View Source Use Unions with GraphQL

By default, if a union is used in your resource in line, it will get a nice type generated for it based on the resource/key name. Often, you'll want to define a union using Ash.Type.NewType. For example:

defmodule MyApp.Armor do
  use Ash.Type.NewType, subtype_of: :union, constraints: [
    types: [
      plate: [
        # This is an embedded resource, with its own fields
        type: MyApp.Armor.Plate
      ],
      chain_mail: [
        # And so is this
        type: MyApp.Armor.ChainMail
      ],
      custom: [
        type: :string
      ]
    ]
  ]

  use AshGraphql.Type

  # Add this to define the union in ash_graphql
  def graphql_type(_), do: :armor
end

By default, the type you would get for this on input and output would look something like this:

type Armor = {plate: {value: Plate}} | {chain_mail: {value: ChainMail}} | {custom: {value: String}}

We do this by default to solve for potentially ambiguous types. An example of this might be if you had multiple different types of strings in a union, and you wanted the client to be able to tell exactly which type of string they'd been given. i.e {social: {value: "555-55-5555"}} | {phone_number: {value: "555-5555"}}.

However, you can clean the type in cases where you have no such conflicts by by providing

# Put anything in here that does not need to be named/nested with `{type_name: {value: value}}`
def graphql_unnested_unions(_constraints), do: [:plate, :chain_mail]

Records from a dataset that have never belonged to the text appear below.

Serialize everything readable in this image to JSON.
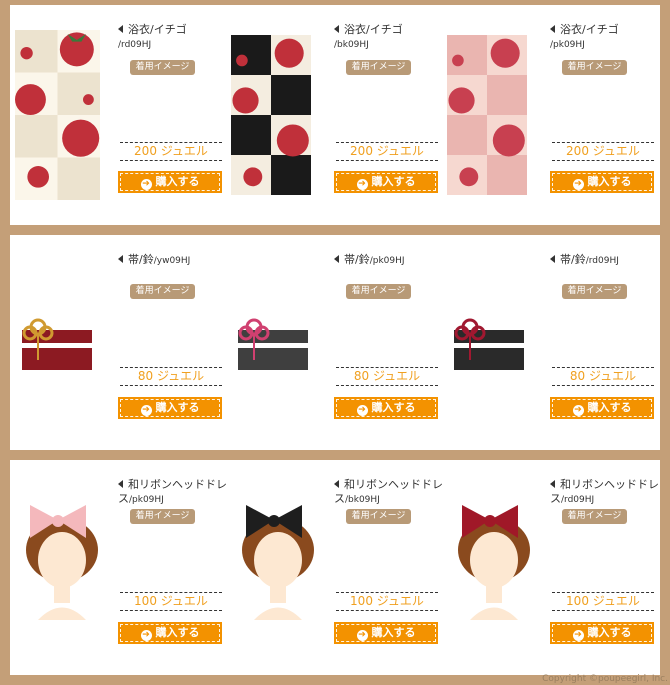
{
  "panels": [
    {
      "category": "yukata",
      "items": [
        {
          "name": "浴衣/イチゴ",
          "code": "/rd09HJ",
          "tag": "着用イメージ",
          "price": "200 ジュエル",
          "buy": "購入する",
          "bg": "#fbf6ea",
          "accent": "#c0303a",
          "alt": "#e8e2d0"
        },
        {
          "name": "浴衣/イチゴ",
          "code": "/bk09HJ",
          "tag": "着用イメージ",
          "price": "200 ジュエル",
          "buy": "購入する",
          "bg": "#f4ede0",
          "accent": "#c0303a",
          "alt": "#1a1a1a"
        },
        {
          "name": "浴衣/イチゴ",
          "code": "/pk09HJ",
          "tag": "着用イメージ",
          "price": "200 ジュエル",
          "buy": "購入する",
          "bg": "#f6d8d0",
          "accent": "#c84050",
          "alt": "#eab5b0"
        }
      ]
    },
    {
      "category": "obi",
      "items": [
        {
          "name": "帯/鈴",
          "code": "/yw09HJ",
          "tag": "着用イメージ",
          "price": "80 ジュエル",
          "buy": "購入する",
          "band": "#8c1a22",
          "knot": "#d09a30"
        },
        {
          "name": "帯/鈴",
          "code": "/pk09HJ",
          "tag": "着用イメージ",
          "price": "80 ジュエル",
          "buy": "購入する",
          "band": "#3f3f3f",
          "knot": "#d04070"
        },
        {
          "name": "帯/鈴",
          "code": "/rd09HJ",
          "tag": "着用イメージ",
          "price": "80 ジュエル",
          "buy": "購入する",
          "band": "#2a2a2a",
          "knot": "#a01830"
        }
      ]
    },
    {
      "category": "ribbon",
      "items": [
        {
          "name": "和リボンヘッドドレス",
          "code": "/pk09HJ",
          "tag": "着用イメージ",
          "price": "100 ジュエル",
          "buy": "購入する",
          "bow": "#f4b8bc"
        },
        {
          "name": "和リボンヘッドドレス",
          "code": "/bk09HJ",
          "tag": "着用イメージ",
          "price": "100 ジュエル",
          "buy": "購入する",
          "bow": "#1e1e1e"
        },
        {
          "name": "和リボンヘッドドレス",
          "code": "/rd09HJ",
          "tag": "着用イメージ",
          "price": "100 ジュエル",
          "buy": "購入する",
          "bow": "#a01828"
        }
      ]
    }
  ],
  "copyright": "Copyright ©poupeegirl, Inc."
}
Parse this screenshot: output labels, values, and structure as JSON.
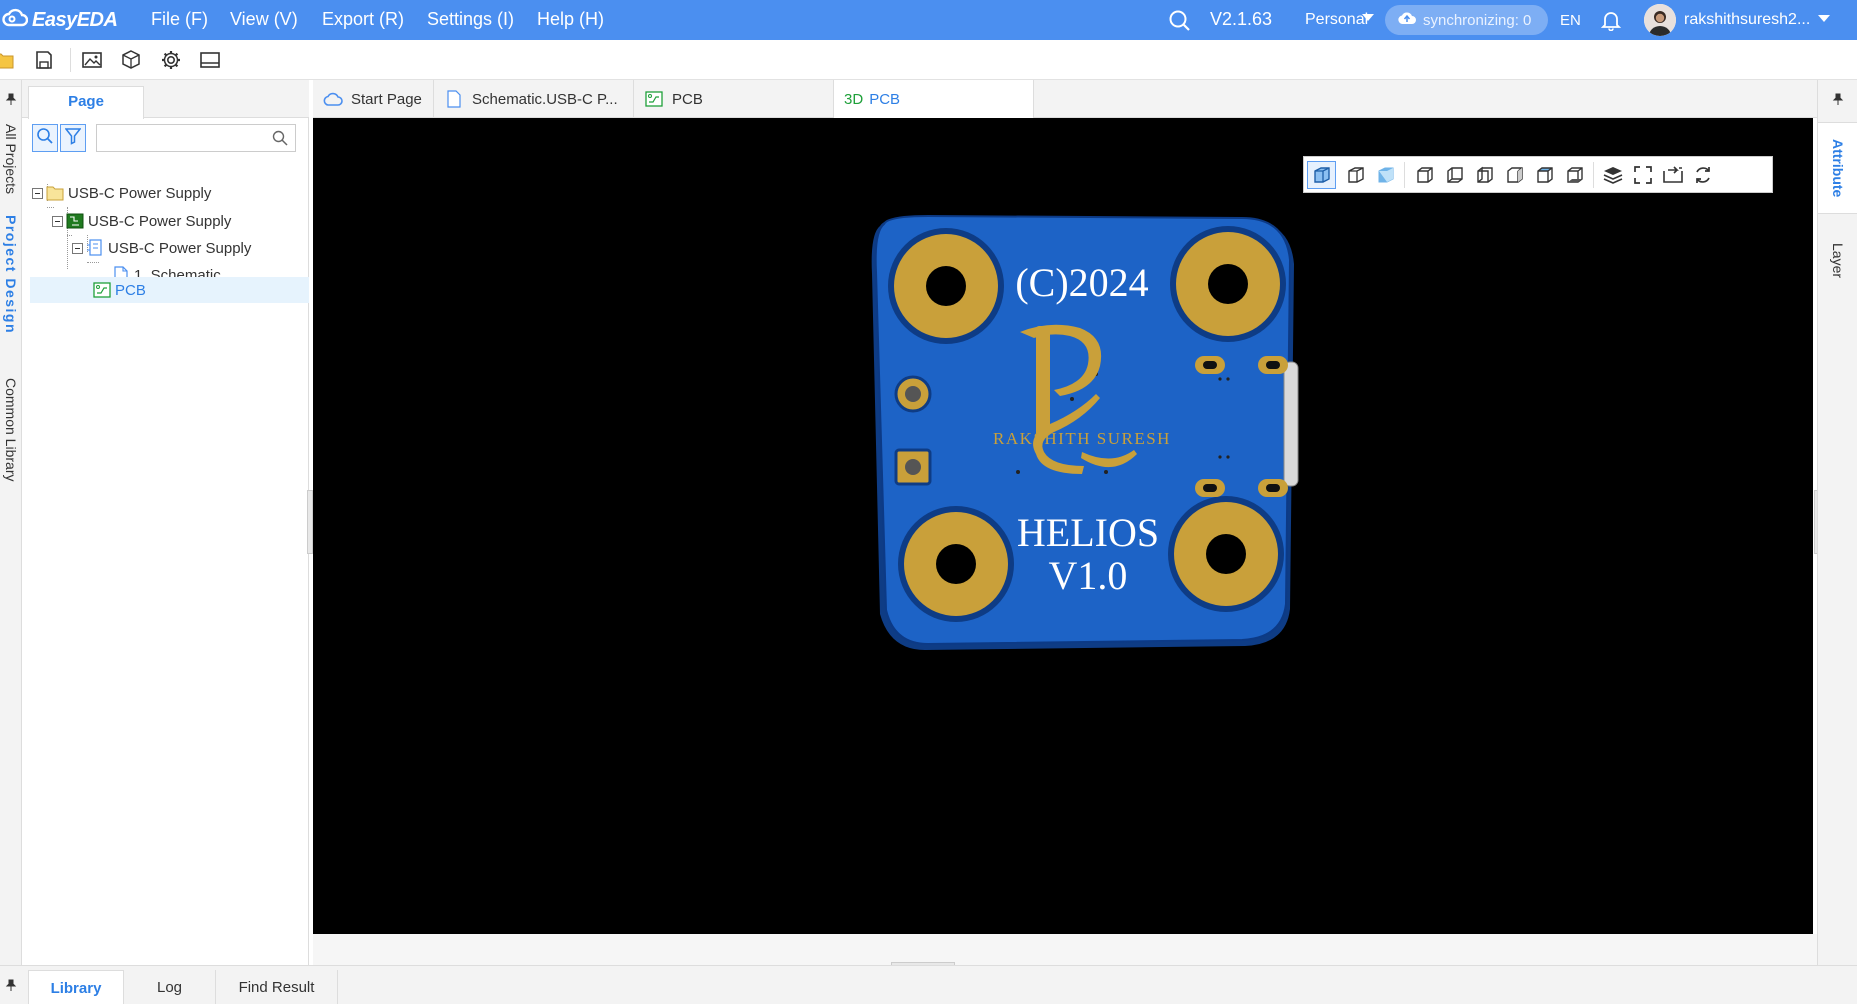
{
  "app": {
    "brand": "EasyEDA"
  },
  "menubar": {
    "items": [
      "File (F)",
      "View (V)",
      "Export (R)",
      "Settings (I)",
      "Help (H)"
    ],
    "version": "V2.1.63",
    "plan": "Personal",
    "sync_status": "synchronizing: 0",
    "language": "EN",
    "username": "rakshithsuresh2..."
  },
  "left_strip": {
    "tabs": [
      "All Projects",
      "Project Design",
      "Common Library"
    ]
  },
  "left_panel": {
    "tab": "Page",
    "search": {
      "value": "",
      "placeholder": ""
    },
    "tree": [
      {
        "label": "USB-C Power Supply",
        "level": 0,
        "type": "folder"
      },
      {
        "label": "USB-C Power Supply",
        "level": 1,
        "type": "board"
      },
      {
        "label": "USB-C Power Supply",
        "level": 2,
        "type": "schematic-set"
      },
      {
        "label": "1. Schematic",
        "level": 3,
        "type": "page"
      },
      {
        "label": "PCB",
        "level": 2,
        "type": "pcb",
        "selected": true
      }
    ]
  },
  "doc_tabs": [
    {
      "label": "Start Page",
      "icon": "cloud-icon"
    },
    {
      "label": "Schematic.USB-C P...",
      "icon": "document-icon"
    },
    {
      "label": "PCB",
      "icon": "pcb-icon"
    },
    {
      "label": "PCB",
      "prefix": "3D",
      "active": true
    }
  ],
  "pcb": {
    "copyright": "(C)2024",
    "brand_name": "RAKSHITH SURESH",
    "title": "HELIOS",
    "version": "V1.0",
    "board_color": "#1d63c6",
    "pad_color": "#c9a03a"
  },
  "right_strip": {
    "tabs": [
      "Attribute",
      "Layer"
    ]
  },
  "bottom_tabs": [
    {
      "label": "Library",
      "active": true
    },
    {
      "label": "Log"
    },
    {
      "label": "Find Result"
    }
  ],
  "colors": {
    "accent": "#4b8ff0",
    "link": "#2d7fe5"
  }
}
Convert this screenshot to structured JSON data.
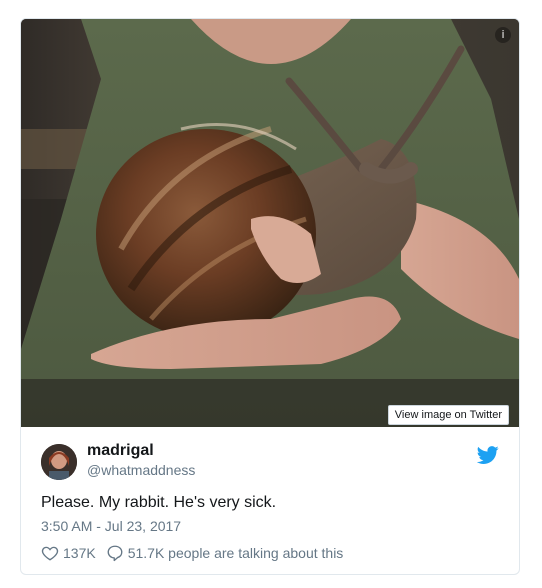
{
  "tweet": {
    "display_name": "madrigal",
    "handle": "@whatmaddness",
    "text": "Please. My rabbit. He's very sick.",
    "timestamp": "3:50 AM - Jul 23, 2017",
    "likes": "137K",
    "replies": "51.7K people are talking about this"
  },
  "media": {
    "view_label": "View image on Twitter",
    "info_glyph": "i"
  },
  "icons": {
    "info": "info-icon",
    "twitter": "twitter-bird-icon",
    "heart": "heart-icon",
    "comment": "comment-icon"
  },
  "colors": {
    "twitter_blue": "#1da1f2",
    "text_primary": "#14171a",
    "text_secondary": "#657786",
    "border": "#e1e8ed"
  }
}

Which, in this case, would yield:

type Armor = Plate | ChainMail | {custom: {value: String}}